Checking your math with an online loan calculator
Online loan calculators are simple, free tools that allow you to easily check your work. While they are useful for calculating a rough estimate, they cannot always take the big picture into account. Therefore, you should use online loan calculators as a supporting tool rather than relying on them solely.
“Online loan calculators are convenient but make multiple assumptions that are hidden from [small business owners],” Zhou said. “The biggest limitation of a loan calculator is the assumption of regular fixed payments. This rarely happens in reality, because you will want to pay early when the business is doing well and potentially extend the loan during less ideal times.”
How to manage loan payments
Before taking out a loan, small business owners must consider cash flow – their ability to service debt while maintaining operational expenses – in order to run a profitable business. You can only support a loan for working capital if you have the revenue necessary to both meet your loan payments and keep your business running.
“The [small business] owner should be aware of the interest rate, term and amortization used to determine what their payment will be,” Jacobs said. “They should also pay attention to how much a small change in the interest rate makes over the life of the loan. The SMB owner should also be prepared to understand how their business will generate the income necessary to make the loan payments.”
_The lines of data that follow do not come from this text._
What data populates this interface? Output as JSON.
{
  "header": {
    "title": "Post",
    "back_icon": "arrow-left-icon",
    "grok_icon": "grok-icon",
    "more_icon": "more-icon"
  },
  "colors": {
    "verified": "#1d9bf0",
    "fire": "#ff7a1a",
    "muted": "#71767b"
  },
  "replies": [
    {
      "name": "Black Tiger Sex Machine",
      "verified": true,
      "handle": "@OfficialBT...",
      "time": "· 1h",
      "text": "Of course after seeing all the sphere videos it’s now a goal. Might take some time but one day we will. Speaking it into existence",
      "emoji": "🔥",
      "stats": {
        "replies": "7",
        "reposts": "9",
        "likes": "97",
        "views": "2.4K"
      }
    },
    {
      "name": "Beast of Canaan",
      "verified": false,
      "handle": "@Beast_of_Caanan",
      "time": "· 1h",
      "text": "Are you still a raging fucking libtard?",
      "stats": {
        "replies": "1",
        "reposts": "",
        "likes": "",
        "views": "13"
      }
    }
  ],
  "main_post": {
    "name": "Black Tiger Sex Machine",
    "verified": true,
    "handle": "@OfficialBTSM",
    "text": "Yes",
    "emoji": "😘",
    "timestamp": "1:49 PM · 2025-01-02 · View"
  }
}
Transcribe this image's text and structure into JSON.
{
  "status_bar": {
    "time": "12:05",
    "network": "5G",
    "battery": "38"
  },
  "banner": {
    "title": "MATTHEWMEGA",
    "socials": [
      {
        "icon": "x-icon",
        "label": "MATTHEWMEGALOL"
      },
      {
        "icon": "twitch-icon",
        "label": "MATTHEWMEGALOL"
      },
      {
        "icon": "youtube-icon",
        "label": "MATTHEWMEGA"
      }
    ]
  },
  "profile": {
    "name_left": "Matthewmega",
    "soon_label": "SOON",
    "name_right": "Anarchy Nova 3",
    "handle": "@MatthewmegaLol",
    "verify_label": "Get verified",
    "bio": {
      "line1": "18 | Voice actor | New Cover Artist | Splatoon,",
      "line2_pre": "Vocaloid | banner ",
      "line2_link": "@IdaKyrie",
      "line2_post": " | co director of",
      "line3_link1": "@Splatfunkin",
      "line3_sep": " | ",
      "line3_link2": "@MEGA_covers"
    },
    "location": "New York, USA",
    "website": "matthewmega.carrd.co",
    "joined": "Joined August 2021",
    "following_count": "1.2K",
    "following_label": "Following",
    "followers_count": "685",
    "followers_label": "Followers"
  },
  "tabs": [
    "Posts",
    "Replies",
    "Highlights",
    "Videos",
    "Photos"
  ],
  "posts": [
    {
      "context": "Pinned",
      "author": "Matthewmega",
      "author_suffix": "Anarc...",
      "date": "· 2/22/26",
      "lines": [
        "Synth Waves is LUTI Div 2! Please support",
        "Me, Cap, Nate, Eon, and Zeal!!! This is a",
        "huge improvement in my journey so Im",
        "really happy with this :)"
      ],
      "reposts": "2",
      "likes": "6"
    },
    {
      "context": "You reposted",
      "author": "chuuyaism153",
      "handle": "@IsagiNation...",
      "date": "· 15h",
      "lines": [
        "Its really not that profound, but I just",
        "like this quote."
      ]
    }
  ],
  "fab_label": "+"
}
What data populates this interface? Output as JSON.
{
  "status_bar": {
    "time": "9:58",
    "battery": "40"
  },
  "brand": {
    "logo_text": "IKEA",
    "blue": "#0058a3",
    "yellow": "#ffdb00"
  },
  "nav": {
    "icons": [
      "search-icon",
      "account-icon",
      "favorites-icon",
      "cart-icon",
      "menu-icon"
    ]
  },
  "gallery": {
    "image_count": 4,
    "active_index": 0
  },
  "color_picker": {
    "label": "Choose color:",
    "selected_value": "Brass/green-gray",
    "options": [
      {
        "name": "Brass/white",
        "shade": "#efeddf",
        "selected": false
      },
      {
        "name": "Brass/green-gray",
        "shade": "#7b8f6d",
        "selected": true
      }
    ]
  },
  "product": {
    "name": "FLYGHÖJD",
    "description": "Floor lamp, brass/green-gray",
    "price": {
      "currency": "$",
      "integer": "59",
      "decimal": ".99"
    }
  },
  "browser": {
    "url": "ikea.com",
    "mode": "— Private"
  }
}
By using these formulas to calculate your loan payments, you will be better positioned to repay them in a timely manner. You’ll also be able to make sure your payments don’t interfere with your ability to meet the necessary expenses for your business. Loans are a great tool for small businesses, but many entrepreneurs quickly find themselves with ballooning debt they are unable to pay off. To avoid this all-too-common problem, do the math ahead of time and develop a repayment strategy. If you are uncertain, meet with an accountant who can walk you through the loan you’re considering and offer financial advice on how to proceed.